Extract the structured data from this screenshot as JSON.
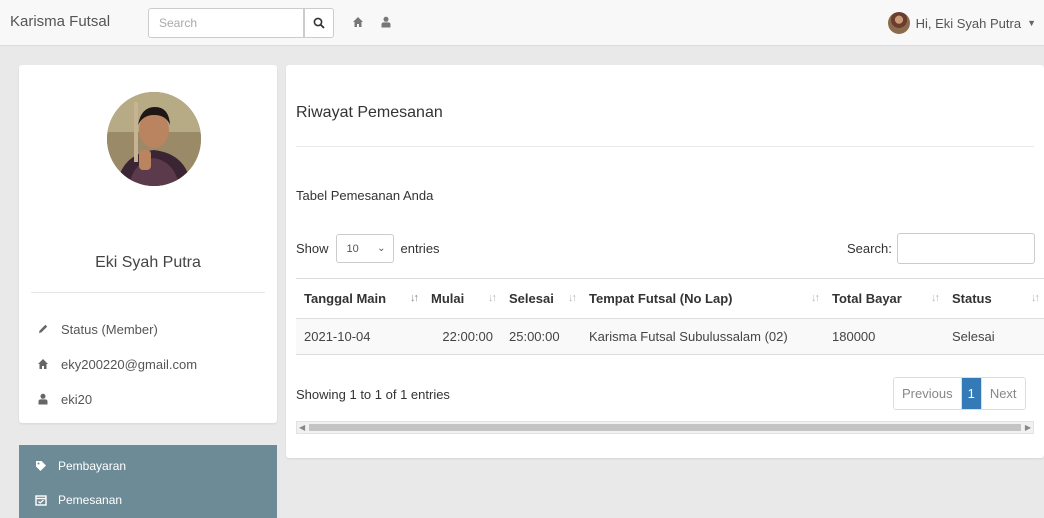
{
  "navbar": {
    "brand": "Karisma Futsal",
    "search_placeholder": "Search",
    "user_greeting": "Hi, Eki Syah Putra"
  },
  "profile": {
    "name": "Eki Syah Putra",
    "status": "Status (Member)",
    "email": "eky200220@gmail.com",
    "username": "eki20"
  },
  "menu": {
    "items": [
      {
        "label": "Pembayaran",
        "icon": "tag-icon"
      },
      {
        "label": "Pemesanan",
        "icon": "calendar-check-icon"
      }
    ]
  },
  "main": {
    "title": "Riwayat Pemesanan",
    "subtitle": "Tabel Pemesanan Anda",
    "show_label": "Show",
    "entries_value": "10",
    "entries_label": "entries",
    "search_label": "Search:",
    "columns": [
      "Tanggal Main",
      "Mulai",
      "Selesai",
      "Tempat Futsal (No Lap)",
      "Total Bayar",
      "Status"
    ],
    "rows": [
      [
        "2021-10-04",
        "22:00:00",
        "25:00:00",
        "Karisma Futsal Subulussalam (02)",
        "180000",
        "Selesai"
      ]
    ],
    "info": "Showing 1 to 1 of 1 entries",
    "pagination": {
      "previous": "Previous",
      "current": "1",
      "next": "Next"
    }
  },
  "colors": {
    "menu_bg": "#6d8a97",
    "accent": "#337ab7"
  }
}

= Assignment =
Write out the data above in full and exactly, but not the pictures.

= Exercise solution =
Extract the structured data from this screenshot as JSON.
{
  "navbar": {
    "brand": "Karisma Futsal",
    "search_placeholder": "Search",
    "user_greeting": "Hi, Eki Syah Putra"
  },
  "profile": {
    "name": "Eki Syah Putra",
    "status": "Status (Member)",
    "email": "eky200220@gmail.com",
    "username": "eki20"
  },
  "menu": {
    "items": [
      {
        "label": "Pembayaran",
        "icon": "tag-icon"
      },
      {
        "label": "Pemesanan",
        "icon": "calendar-check-icon"
      }
    ]
  },
  "main": {
    "title": "Riwayat Pemesanan",
    "subtitle": "Tabel Pemesanan Anda",
    "show_label": "Show",
    "entries_value": "10",
    "entries_label": "entries",
    "search_label": "Search:",
    "columns": [
      "Tanggal Main",
      "Mulai",
      "Selesai",
      "Tempat Futsal (No Lap)",
      "Total Bayar",
      "Status"
    ],
    "rows": [
      [
        "2021-10-04",
        "22:00:00",
        "25:00:00",
        "Karisma Futsal Subulussalam (02)",
        "180000",
        "Selesai"
      ]
    ],
    "info": "Showing 1 to 1 of 1 entries",
    "pagination": {
      "previous": "Previous",
      "current": "1",
      "next": "Next"
    }
  },
  "colors": {
    "menu_bg": "#6d8a97",
    "accent": "#337ab7"
  }
}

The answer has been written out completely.